In the news:
NW books | Growing up on Tulalip Reservation; ‘Pig War’
Books of Seattle-area interest: “Tulalip, From My Heart,” “The Pig War” in paperback, “Larry Gets Lost in Prehistoric Times” and “Why Do I Sing.”
“Tulalip, From My Heart” by Harriette Shelton Dover (University of Washington Press, $50). In this hardcover book, Dover describes her life growing up on the Tulalip Reservation. She highlights the troubles the Tulalip Tribes encountered as they resettled, moving from their villages to the bayside reservation. Once there, the tribes faced hunger, poverty and persecution. Dover, born on the reservation in 1904, was the first Indian woman to serve on the Tulalip Board of Directors.
“The Pig War” by Mike Vouri (Discover Your Northwest, $18.95). New in paperback: Vouri tells the story of a sequence of events in the San Juans during 1859, when a shot pig almost led to war between Great Britain and the U.S. This new edition includes additional photos, maps and illustrations. Vouri is the chief of interpretation and a historian for the San Juan Island National Historic Park. He lives on San Juan Island.
“Larry Gets Lost in Prehistoric Times: From Dinosaurs to the Stone Age” by Andrew Fox and John Skewes, illustrated by Skewes (Sasquatch, $16.99). For ages 4-9: Larry, a dog who famously got lost in Seattle, now time-travels to learn about dinosaurs, woolly mammoths and Homo sapiens in this picture book. Both authors live in Seattle.

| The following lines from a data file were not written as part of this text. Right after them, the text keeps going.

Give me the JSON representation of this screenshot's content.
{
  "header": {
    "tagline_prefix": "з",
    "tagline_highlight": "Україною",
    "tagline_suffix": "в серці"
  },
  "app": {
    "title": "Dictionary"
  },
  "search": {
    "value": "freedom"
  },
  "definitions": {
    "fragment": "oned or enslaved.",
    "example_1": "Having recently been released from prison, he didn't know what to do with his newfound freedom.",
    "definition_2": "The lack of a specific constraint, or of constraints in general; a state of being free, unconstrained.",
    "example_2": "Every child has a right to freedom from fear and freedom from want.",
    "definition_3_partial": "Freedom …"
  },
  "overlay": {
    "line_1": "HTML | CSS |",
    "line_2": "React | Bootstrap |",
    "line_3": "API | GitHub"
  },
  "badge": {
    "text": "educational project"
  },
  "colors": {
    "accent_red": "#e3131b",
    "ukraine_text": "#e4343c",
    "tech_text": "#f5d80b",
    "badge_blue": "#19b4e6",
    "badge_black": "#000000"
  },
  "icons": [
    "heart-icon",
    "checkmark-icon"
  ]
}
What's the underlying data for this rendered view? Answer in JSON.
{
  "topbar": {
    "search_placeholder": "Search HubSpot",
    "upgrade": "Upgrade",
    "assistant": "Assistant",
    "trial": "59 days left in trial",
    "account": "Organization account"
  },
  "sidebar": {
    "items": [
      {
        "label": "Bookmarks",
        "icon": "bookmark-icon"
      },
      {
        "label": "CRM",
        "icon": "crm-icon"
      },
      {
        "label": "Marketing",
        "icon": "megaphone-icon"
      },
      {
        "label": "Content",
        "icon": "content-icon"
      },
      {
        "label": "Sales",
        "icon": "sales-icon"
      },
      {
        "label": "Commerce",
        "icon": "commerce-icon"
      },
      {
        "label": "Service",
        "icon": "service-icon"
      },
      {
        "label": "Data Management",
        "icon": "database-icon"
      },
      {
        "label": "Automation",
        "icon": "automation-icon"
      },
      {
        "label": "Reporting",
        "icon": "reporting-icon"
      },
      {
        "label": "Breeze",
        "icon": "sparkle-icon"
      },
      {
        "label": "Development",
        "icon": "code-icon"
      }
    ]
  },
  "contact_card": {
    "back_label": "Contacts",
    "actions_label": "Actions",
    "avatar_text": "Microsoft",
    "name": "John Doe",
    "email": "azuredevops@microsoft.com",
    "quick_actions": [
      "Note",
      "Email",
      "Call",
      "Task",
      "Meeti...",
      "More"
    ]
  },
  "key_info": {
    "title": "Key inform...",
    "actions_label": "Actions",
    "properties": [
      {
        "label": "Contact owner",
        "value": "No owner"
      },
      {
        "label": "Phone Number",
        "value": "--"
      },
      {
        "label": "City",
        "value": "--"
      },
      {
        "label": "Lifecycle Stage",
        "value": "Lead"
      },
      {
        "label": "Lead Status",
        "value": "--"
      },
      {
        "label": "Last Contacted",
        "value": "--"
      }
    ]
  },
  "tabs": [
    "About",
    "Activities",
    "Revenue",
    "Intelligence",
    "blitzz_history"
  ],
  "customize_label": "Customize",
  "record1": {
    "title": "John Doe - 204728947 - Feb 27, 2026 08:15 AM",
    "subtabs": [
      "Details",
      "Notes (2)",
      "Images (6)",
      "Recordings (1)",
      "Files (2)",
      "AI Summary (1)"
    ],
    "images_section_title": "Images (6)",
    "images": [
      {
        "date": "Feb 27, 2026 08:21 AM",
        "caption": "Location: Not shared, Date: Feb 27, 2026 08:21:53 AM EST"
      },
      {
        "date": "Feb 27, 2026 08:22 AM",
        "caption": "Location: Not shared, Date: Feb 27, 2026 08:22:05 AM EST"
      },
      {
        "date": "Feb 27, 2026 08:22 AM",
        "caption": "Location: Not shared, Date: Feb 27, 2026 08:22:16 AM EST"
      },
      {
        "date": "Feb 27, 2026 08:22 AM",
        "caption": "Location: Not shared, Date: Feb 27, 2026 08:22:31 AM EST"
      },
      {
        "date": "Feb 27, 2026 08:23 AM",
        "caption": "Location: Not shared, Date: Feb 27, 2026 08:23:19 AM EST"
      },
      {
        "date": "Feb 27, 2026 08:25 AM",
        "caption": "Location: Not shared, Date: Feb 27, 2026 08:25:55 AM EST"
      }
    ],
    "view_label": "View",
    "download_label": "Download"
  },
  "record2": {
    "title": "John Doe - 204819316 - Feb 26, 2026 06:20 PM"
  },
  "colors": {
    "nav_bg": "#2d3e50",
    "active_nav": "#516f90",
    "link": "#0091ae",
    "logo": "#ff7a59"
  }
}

“Why Do I Sing: Animal Songs of the Pacific Northwest” by Jennifer Blomgren, illustrated by Andrea Gabriel (Sasquatch, $16.99). For ages 4-8: With rhyming verse and beautiful paintings, the book celebrates the Northwest’s noisy natural inhabitants, from the “long, low voices” of fin whales to the bugles of a Roosevelt bull elk. Blomgren lives in Port Townsend and Gabriel lives in Bellingham.